In the Sixth Edition of the 1972 Scoutmaster’s Handbook, page 79, there is a section titled “Where to Counsel”. Scoutmasters are identified as coaches, counselors, and friends. The where and how to counsel were described. “Every Scout in the Troop should understand that you counsel often with individuals. Every Scout should be made to respect your need to deal with the individual boy privately.”
Scouting’s culture of protection has changed so much that the quote from 1972 causes a strong sense of horror in Scouters. It is not the idea of working with Scouts, but the individual and “private” problem. Misunderstandings, like in the 1972 handbook, created an environment for abuse to happen. These perceptions were a part of our collective culture during the time. Two years later, in 1974, the Child Abuse Prevention and Treatment Act (CAPTA) passed. A first in our country shifting to protect children.
Change is an ongoing process for Scouting. BSA’s change to two deep leadership was critical. Youth Protection Training continues to improve. Before an applicant can join or volunteer with Scouting, the BSA verifies that he or she is not included in their database of individuals who have been prohibited from participation. The Volunteer Screening Database is in place to prevent the registration of individuals who do not meet the BSA’s standards due to known or suspected abuse or misconduct within or outside of the organization. This database is not available to charter partners. “Suspected abuse or misconduct” does not show up on a background check. Criminals or potential criminals will not put references on their applications identifying their wrong behavior. A charter can do due diligence and still be fooled.
Supporters of Scouting must depend upon the professional organization that determines membership and the rules of Youth Protection. I cannot tell you how many small rules, like water guns and water balloons, have surprised well-meaning Scouters. BSA has professionals for a reason. They are experts in the field who keep everyone safe. The rules are followed because BSA is trusted by those who have learned and is well ahead of the curve.

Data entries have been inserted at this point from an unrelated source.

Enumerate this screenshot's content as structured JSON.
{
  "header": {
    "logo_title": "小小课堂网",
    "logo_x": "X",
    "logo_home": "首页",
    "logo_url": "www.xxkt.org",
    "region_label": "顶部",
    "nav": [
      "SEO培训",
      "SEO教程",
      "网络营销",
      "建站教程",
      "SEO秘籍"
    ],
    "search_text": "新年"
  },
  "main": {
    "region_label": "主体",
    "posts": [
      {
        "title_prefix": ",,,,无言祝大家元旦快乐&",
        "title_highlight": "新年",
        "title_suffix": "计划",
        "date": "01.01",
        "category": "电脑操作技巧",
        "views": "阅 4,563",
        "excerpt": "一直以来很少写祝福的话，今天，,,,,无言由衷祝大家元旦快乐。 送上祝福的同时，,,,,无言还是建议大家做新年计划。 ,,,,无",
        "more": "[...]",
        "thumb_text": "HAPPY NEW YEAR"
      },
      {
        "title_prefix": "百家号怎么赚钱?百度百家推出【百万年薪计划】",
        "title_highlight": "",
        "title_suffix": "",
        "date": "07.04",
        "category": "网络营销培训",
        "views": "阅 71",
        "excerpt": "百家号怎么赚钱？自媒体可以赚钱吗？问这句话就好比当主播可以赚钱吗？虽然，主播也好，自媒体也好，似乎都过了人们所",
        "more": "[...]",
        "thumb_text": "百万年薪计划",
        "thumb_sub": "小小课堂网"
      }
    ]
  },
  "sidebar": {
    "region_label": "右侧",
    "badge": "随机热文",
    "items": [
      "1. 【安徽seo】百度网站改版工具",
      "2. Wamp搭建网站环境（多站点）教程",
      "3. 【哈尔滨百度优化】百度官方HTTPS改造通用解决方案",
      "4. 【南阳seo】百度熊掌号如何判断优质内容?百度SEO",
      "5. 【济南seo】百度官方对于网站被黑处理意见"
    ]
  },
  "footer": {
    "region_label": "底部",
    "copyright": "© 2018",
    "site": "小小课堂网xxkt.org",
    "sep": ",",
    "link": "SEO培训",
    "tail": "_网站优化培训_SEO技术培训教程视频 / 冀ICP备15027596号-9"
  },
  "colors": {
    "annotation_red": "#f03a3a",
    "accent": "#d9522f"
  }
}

Change makes sense. The Scoutmaster Handbook changed. Change to the training and tracking protects youth, adults, and organizations. Is it time to realize we need to make small changes that will keep Scouting stronger and safer for the future?
It just makes sense now.
Restructuring does not mean doing the same old thing. Let us keep Scouting strong for generations together. Let us lead the change for a better future.
3 thoughts on “WE CHANGE”
Excellent historical context Steven. Thanks for sharing.
Please elaborate on this sentence, “ I cannot tell you how many small rules, like water guns and water balloons, have surprised well-meaning Scouters. ”
Does BSA have a rule about these? What is it, and where is it?
In 2015, The Boy Scouts of America clarified the rules. Water guns or any gun, simulated or otherwise, are not authorized to be pointed at a human target. They can be great fun for other targets. This really makes sense when we put the Scout Law into all we do. Friendly, Courteous, and Kind go out the door with a direct shot to the face by today’s heavy-duty squirt guns. There was a fairly large kerfuffle in the news. The GUIDE TO SAFE SCOUTING is NOT about limits but about safe fun. Look for the “YES” and provide the “we do”. The Guide to Safe Scouting is here: https://filestore.scouting.org/filestore/pdf/34416.pdf and the Shooting Sports Manual is here: https://filestore.scouting.org/filestore/pdf/ShootingSportsManual.pdf?_gl=1*15vro6t*_ga*MTkzODkxNjY4NS4xNjMzNDQ2NzY5*_ga_20G0JHESG4*MTY2Mzc2NzMwOS4yNC4xLjE2NjM3Njc1NjcuNjAuMC4w